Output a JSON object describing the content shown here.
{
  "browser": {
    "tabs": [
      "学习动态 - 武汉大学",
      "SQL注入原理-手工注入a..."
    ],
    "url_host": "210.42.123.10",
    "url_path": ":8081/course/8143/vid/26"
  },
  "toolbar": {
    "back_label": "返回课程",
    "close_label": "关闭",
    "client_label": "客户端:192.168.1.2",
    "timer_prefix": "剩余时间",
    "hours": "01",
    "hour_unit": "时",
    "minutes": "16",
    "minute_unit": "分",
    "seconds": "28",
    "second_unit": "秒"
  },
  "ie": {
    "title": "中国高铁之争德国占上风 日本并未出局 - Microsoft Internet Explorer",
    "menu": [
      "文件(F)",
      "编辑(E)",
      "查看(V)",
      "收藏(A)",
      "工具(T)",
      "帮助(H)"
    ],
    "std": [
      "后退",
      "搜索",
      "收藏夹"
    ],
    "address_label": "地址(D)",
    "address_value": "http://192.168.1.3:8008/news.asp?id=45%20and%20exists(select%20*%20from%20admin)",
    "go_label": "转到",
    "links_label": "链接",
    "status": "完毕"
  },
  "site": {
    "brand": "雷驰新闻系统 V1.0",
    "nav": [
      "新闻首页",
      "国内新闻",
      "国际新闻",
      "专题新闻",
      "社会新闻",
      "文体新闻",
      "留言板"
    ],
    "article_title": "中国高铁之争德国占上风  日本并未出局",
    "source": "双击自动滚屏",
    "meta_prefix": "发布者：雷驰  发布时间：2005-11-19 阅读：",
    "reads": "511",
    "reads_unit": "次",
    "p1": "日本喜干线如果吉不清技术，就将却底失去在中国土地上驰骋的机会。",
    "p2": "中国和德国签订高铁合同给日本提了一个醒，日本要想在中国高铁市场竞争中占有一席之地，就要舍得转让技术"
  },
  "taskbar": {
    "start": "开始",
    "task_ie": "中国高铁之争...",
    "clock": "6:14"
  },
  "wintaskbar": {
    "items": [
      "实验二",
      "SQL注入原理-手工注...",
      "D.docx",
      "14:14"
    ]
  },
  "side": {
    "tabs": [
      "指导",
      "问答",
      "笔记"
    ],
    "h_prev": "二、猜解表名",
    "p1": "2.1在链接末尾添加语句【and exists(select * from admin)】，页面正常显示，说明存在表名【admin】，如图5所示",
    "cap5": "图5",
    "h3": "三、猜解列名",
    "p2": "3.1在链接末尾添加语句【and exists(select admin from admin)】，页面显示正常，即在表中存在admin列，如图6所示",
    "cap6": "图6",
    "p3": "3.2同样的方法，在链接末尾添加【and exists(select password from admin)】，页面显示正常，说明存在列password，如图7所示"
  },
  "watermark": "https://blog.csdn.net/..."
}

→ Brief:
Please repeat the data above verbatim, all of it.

→ Response for this exercise:
Output a JSON object describing the content shown here.
{
  "browser": {
    "tabs": [
      "学习动态 - 武汉大学",
      "SQL注入原理-手工注入a..."
    ],
    "url_host": "210.42.123.10",
    "url_path": ":8081/course/8143/vid/26"
  },
  "toolbar": {
    "back_label": "返回课程",
    "close_label": "关闭",
    "client_label": "客户端:192.168.1.2",
    "timer_prefix": "剩余时间",
    "hours": "01",
    "hour_unit": "时",
    "minutes": "16",
    "minute_unit": "分",
    "seconds": "28",
    "second_unit": "秒"
  },
  "ie": {
    "title": "中国高铁之争德国占上风 日本并未出局 - Microsoft Internet Explorer",
    "menu": [
      "文件(F)",
      "编辑(E)",
      "查看(V)",
      "收藏(A)",
      "工具(T)",
      "帮助(H)"
    ],
    "std": [
      "后退",
      "搜索",
      "收藏夹"
    ],
    "address_label": "地址(D)",
    "address_value": "http://192.168.1.3:8008/news.asp?id=45%20and%20exists(select%20*%20from%20admin)",
    "go_label": "转到",
    "links_label": "链接",
    "status": "完毕"
  },
  "site": {
    "brand": "雷驰新闻系统 V1.0",
    "nav": [
      "新闻首页",
      "国内新闻",
      "国际新闻",
      "专题新闻",
      "社会新闻",
      "文体新闻",
      "留言板"
    ],
    "article_title": "中国高铁之争德国占上风  日本并未出局",
    "source": "双击自动滚屏",
    "meta_prefix": "发布者：雷驰  发布时间：2005-11-19 阅读：",
    "reads": "511",
    "reads_unit": "次",
    "p1": "日本喜干线如果吉不清技术，就将却底失去在中国土地上驰骋的机会。",
    "p2": "中国和德国签订高铁合同给日本提了一个醒，日本要想在中国高铁市场竞争中占有一席之地，就要舍得转让技术"
  },
  "taskbar": {
    "start": "开始",
    "task_ie": "中国高铁之争...",
    "clock": "6:14"
  },
  "wintaskbar": {
    "items": [
      "实验二",
      "SQL注入原理-手工注...",
      "D.docx",
      "14:14"
    ]
  },
  "side": {
    "tabs": [
      "指导",
      "问答",
      "笔记"
    ],
    "h_prev": "二、猜解表名",
    "p1": "2.1在链接末尾添加语句【and exists(select * from admin)】，页面正常显示，说明存在表名【admin】，如图5所示",
    "cap5": "图5",
    "h3": "三、猜解列名",
    "p2": "3.1在链接末尾添加语句【and exists(select admin from admin)】，页面显示正常，即在表中存在admin列，如图6所示",
    "cap6": "图6",
    "p3": "3.2同样的方法，在链接末尾添加【and exists(select password from admin)】，页面显示正常，说明存在列password，如图7所示"
  },
  "watermark": "https://blog.csdn.net/..."
}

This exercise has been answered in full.